▶ _DATA FOR PROCESSING_
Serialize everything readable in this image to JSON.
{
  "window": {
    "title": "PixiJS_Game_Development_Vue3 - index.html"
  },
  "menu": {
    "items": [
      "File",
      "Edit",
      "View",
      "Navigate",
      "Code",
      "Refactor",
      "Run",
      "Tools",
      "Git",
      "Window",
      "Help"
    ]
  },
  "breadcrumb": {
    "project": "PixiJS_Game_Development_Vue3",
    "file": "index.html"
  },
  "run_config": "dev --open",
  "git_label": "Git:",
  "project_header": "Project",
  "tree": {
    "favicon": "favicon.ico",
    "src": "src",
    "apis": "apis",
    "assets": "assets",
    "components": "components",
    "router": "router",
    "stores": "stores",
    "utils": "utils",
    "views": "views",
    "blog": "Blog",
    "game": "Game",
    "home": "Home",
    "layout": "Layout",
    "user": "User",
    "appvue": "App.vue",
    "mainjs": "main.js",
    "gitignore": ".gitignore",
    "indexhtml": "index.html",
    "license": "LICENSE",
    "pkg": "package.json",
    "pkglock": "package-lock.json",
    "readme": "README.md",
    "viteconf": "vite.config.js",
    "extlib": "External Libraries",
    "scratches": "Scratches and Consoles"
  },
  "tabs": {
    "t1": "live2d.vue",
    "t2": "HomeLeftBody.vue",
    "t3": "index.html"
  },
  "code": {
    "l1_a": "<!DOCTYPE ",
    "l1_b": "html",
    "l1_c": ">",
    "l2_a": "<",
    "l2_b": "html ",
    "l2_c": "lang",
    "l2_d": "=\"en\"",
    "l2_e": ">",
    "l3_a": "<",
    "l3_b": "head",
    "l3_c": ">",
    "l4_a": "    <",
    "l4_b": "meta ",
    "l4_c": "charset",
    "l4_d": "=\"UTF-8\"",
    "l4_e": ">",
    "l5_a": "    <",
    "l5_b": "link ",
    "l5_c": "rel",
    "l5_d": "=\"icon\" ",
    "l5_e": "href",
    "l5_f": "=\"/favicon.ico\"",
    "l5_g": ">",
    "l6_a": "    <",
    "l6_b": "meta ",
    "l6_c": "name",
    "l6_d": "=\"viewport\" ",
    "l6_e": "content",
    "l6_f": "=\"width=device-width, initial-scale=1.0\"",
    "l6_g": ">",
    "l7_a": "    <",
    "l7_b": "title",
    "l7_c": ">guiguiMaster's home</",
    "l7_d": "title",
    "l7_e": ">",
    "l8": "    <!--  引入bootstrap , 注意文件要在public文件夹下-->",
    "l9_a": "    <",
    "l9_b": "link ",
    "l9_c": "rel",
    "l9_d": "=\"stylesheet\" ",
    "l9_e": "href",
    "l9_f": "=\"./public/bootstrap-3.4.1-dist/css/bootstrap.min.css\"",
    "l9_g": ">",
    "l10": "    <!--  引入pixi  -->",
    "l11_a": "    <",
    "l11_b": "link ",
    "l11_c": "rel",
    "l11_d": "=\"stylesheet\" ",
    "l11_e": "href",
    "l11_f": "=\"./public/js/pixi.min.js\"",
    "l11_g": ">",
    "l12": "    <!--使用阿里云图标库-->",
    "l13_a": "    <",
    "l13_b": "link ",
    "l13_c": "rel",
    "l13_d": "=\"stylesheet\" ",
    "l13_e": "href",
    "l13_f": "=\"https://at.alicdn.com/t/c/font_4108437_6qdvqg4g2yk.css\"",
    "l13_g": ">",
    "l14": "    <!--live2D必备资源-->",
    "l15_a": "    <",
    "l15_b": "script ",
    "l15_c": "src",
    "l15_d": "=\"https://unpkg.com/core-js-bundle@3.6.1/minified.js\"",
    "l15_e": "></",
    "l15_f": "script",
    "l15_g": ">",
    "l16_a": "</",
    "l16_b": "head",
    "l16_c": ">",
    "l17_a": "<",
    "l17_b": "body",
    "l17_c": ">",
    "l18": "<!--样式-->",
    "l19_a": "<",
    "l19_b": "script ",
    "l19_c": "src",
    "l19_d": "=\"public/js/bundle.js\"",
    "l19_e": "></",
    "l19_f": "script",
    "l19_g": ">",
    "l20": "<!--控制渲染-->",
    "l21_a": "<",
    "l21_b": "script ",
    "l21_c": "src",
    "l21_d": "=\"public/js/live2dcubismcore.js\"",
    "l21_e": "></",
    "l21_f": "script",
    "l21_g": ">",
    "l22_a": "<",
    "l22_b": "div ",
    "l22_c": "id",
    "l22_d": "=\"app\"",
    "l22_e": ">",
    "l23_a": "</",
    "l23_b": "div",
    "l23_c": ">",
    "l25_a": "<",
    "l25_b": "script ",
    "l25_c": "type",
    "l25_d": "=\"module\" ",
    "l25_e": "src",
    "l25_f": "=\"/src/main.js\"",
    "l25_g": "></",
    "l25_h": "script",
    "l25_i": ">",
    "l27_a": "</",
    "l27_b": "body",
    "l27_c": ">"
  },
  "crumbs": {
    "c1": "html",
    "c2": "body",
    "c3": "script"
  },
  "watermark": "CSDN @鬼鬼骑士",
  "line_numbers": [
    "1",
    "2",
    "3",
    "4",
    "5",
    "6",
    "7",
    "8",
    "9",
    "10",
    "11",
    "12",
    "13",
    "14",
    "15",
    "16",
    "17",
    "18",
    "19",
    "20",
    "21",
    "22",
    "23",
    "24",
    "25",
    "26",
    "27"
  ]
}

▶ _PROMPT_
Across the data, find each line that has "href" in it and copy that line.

▶ _TASK RESULT_
    "l5_e": "href",
    "l9_e": "href",
    "l11_e": "href",
    "l13_e": "href",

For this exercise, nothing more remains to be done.